The delayed 2020 Tokyo Olympics are infectious — in all the worst ways.

Usually, the Olympics brings people together from around the world in an air of excitement. This year, the Olympics is bringing together people from around the world in an air possibly contaminated by COVID-19, reported The Associated Press.

  • This weekend, officials reported — for the first time — that multiple athletes inside the Olympic Village tested positive for coronavirus, reported Reuters.
  • An increasing number of athletes have also tested positive and have been forced to withdraw, per the AP.

The Games will begin this Friday, and questions about quarantines, positive tests and COVID-19 outbreaks will likely only intensify.
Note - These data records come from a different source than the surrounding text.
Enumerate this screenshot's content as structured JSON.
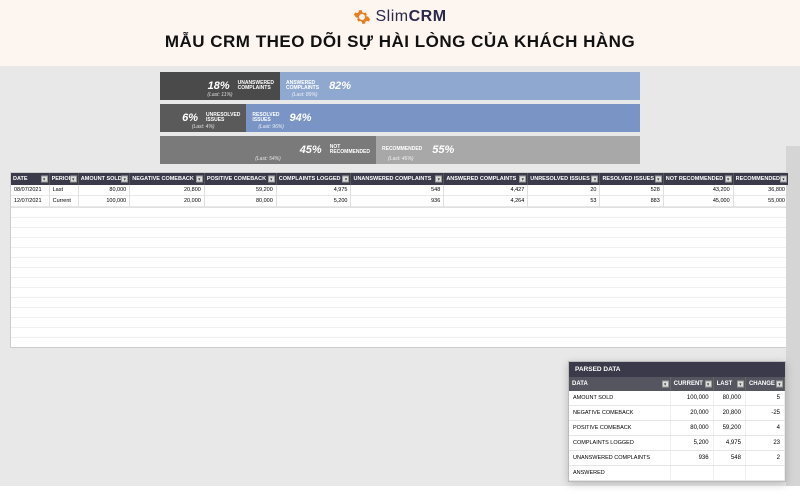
{
  "brand": {
    "name_light": "Slim",
    "name_bold": "CRM"
  },
  "title": "MẪU CRM THEO DÕI SỰ HÀI LÒNG CỦA KHÁCH HÀNG",
  "bars": [
    {
      "left_pct": "18%",
      "left_label": "UNANSWERED COMPLAINTS",
      "left_last": "(Last: 11%)",
      "left_w": 25,
      "right_pct": "82%",
      "right_label": "ANSWERED COMPLAINTS",
      "right_last": "(Last: 89%)",
      "right_w": 75,
      "cls": "bar1"
    },
    {
      "left_pct": "6%",
      "left_label": "UNRESOLVED ISSUES",
      "left_last": "(Last: 4%)",
      "left_w": 18,
      "right_pct": "94%",
      "right_label": "RESOLVED ISSUES",
      "right_last": "(Last: 96%)",
      "right_w": 82,
      "cls": "bar2"
    },
    {
      "left_pct": "45%",
      "left_label": "NOT RECOMMENDED",
      "left_last": "(Last: 54%)",
      "left_w": 45,
      "right_pct": "55%",
      "right_label": "RECOMMENDED",
      "right_last": "(Last: 46%)",
      "right_w": 55,
      "cls": "bar3"
    }
  ],
  "main_headers": [
    "DATE",
    "PERIOD",
    "AMOUNT SOLD",
    "NEGATIVE COMEBACK",
    "POSITIVE COMEBACK",
    "COMPLAINTS LOGGED",
    "UNANSWERED COMPLAINTS",
    "ANSWERED COMPLAINTS",
    "UNRESOLVED ISSUES",
    "RESOLVED ISSUES",
    "NOT RECOMMENDED",
    "RECOMMENDED"
  ],
  "main_rows": [
    [
      "08/07/2021",
      "Last",
      "80,000",
      "20,800",
      "59,200",
      "4,975",
      "548",
      "4,427",
      "20",
      "528",
      "43,200",
      "36,800"
    ],
    [
      "12/07/2021",
      "Current",
      "100,000",
      "20,000",
      "80,000",
      "5,200",
      "936",
      "4,264",
      "53",
      "883",
      "45,000",
      "55,000"
    ]
  ],
  "parsed": {
    "title": "PARSED DATA",
    "headers": [
      "DATA",
      "CURRENT",
      "LAST",
      "CHANGE"
    ],
    "rows": [
      [
        "AMOUNT SOLD",
        "100,000",
        "80,000",
        "5"
      ],
      [
        "NEGATIVE COMEBACK",
        "20,000",
        "20,800",
        "-25"
      ],
      [
        "POSITIVE COMEBACK",
        "80,000",
        "59,200",
        "4"
      ],
      [
        "COMPLAINTS LOGGED",
        "5,200",
        "4,975",
        "23"
      ],
      [
        "UNANSWERED COMPLAINTS",
        "936",
        "548",
        "2"
      ],
      [
        "ANSWERED",
        "",
        "",
        ""
      ]
    ]
  },
  "chart_data": [
    {
      "type": "bar",
      "title": "Complaints Answered",
      "series": [
        {
          "name": "UNANSWERED COMPLAINTS",
          "values": [
            18
          ],
          "last": 11
        },
        {
          "name": "ANSWERED COMPLAINTS",
          "values": [
            82
          ],
          "last": 89
        }
      ],
      "ylim": [
        0,
        100
      ]
    },
    {
      "type": "bar",
      "title": "Issues Resolved",
      "series": [
        {
          "name": "UNRESOLVED ISSUES",
          "values": [
            6
          ],
          "last": 4
        },
        {
          "name": "RESOLVED ISSUES",
          "values": [
            94
          ],
          "last": 96
        }
      ],
      "ylim": [
        0,
        100
      ]
    },
    {
      "type": "bar",
      "title": "Recommendation",
      "series": [
        {
          "name": "NOT RECOMMENDED",
          "values": [
            45
          ],
          "last": 54
        },
        {
          "name": "RECOMMENDED",
          "values": [
            55
          ],
          "last": 46
        }
      ],
      "ylim": [
        0,
        100
      ]
    }
  ]
}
Here’s the inside scoop on health regulations for the upcoming Games.

How to watch the Tokyo Olympics

What happens when an Olympian tests positive for COVID-19?

If an athlete tests positive before arriving in Tokyo, they must withdraw from the Olympics. Multiple athletes have already withdrawn this way, per USA Today.

  • Anyone planning to travel to Tokyo must test negative twice before their flight — once 96 hours before then again within 72 hours of their flight, per Yahoo Sports.
Olympics: They qualified to compete but getting to Tokyo is another hurdle

When athletes and other participants arrive in Tokyo, they are immediately tested again for COVID-19 and must spend three days in quarantine — even if their result is negative, reported

  • Multiple athletes have tested positive upon arrival to Tokyo, per Reuters.

And then the most concerning possibility: If athletes test positive during the Games or while living in the Olympic Village, they are taken to the “Tokyo 2020 Isolation Facility” and kept under medical observation, reported Yahoo Sports.

  • Athletes who test positive during the Games are immediately withdrawn from their competitions and given the result of “Did Not Start.”
  • In most cases, the next eligible athlete will take their place, per Yahoo News.

When someone inside the Olympics “quasi-bubble” tests positive, all their close contacts from the last two days are also tested and potentially isolated, per USA Today. Athletes who are close contacts of a positive case may or may not be able to compete. This will be decided on a case-by-case basis.

How many Olympic participants have coronavirus so far?

Keeping track of the number of athletes, officials and other participants who have tested positive for COVID-19 is already difficult and will likely become more complicated in the coming days, per USA Today.

  • According to Reuter's tracker of the positive cases among Olympic participants, more than 50 people who were connected to the Games have tested positive for COVID-19.
  • Of these 54 positive cases, three cases came from the Olympic Village, per Reuters.

An unspecified number of other athletes, officials and other personnel are under isolation because of their exposure to these positive cases, per Reuters.

What happens if a gymnast tests positive for COVID-19 at the Olympics?
Olympic alternate, future Utah gymnast Kara Eaker reportedly tests positive for COVID-19

What happens if there’s a COVID-19 outbreak at the Olympic Village?

Fears persist about the undeniable possibility of a major COVID-19 outbreak at the Olympic Village, per the AP. The International Olympic Committee has claimed that there is “zero” risk of coronavirus transmission between athletes.

  • However, this claim of “zero” risk has already come under intense scrutiny and skepticism, per the AP.

It’s unclear how the International Olympic Committee would handle a large COVID-19 outbreak among Olympic participants — and how such an outbreak would affect the competitions, per Yahoo News. These concerning questions remain unanswered for now.

Tokyo Olympics are fast approaching, will COVID-19 vaccinations be mandatory to compete?